REQUIRED WORK:
The entries below must be returned exactly as they stand.
-- Opening Marker --
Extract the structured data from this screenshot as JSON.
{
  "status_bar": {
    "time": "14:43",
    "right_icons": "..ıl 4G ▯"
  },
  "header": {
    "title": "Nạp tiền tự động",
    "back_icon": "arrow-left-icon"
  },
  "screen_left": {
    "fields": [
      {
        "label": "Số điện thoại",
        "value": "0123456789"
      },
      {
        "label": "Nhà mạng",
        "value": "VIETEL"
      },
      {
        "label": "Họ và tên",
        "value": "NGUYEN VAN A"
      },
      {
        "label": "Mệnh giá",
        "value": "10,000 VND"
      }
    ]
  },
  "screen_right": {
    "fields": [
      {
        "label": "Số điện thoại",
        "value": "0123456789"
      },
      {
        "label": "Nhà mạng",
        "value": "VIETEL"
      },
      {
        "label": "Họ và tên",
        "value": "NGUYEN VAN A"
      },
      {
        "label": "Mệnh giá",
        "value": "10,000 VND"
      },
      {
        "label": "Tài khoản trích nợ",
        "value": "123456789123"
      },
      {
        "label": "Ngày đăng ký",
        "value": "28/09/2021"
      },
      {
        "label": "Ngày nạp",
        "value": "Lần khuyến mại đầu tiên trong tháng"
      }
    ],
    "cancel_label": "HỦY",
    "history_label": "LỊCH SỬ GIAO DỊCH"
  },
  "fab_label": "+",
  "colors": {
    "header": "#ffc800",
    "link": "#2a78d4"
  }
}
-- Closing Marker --
TASK SOLUTION:
Extract the structured data from this screenshot as JSON.
{
  "status_bar": {
    "time": "14:43",
    "right_icons": "..ıl 4G ▯"
  },
  "header": {
    "title": "Nạp tiền tự động",
    "back_icon": "arrow-left-icon"
  },
  "screen_left": {
    "fields": [
      {
        "label": "Số điện thoại",
        "value": "0123456789"
      },
      {
        "label": "Nhà mạng",
        "value": "VIETEL"
      },
      {
        "label": "Họ và tên",
        "value": "NGUYEN VAN A"
      },
      {
        "label": "Mệnh giá",
        "value": "10,000 VND"
      }
    ]
  },
  "screen_right": {
    "fields": [
      {
        "label": "Số điện thoại",
        "value": "0123456789"
      },
      {
        "label": "Nhà mạng",
        "value": "VIETEL"
      },
      {
        "label": "Họ và tên",
        "value": "NGUYEN VAN A"
      },
      {
        "label": "Mệnh giá",
        "value": "10,000 VND"
      },
      {
        "label": "Tài khoản trích nợ",
        "value": "123456789123"
      },
      {
        "label": "Ngày đăng ký",
        "value": "28/09/2021"
      },
      {
        "label": "Ngày nạp",
        "value": "Lần khuyến mại đầu tiên trong tháng"
      }
    ],
    "cancel_label": "HỦY",
    "history_label": "LỊCH SỬ GIAO DỊCH"
  },
  "fab_label": "+",
  "colors": {
    "header": "#ffc800",
    "link": "#2a78d4"
  }
}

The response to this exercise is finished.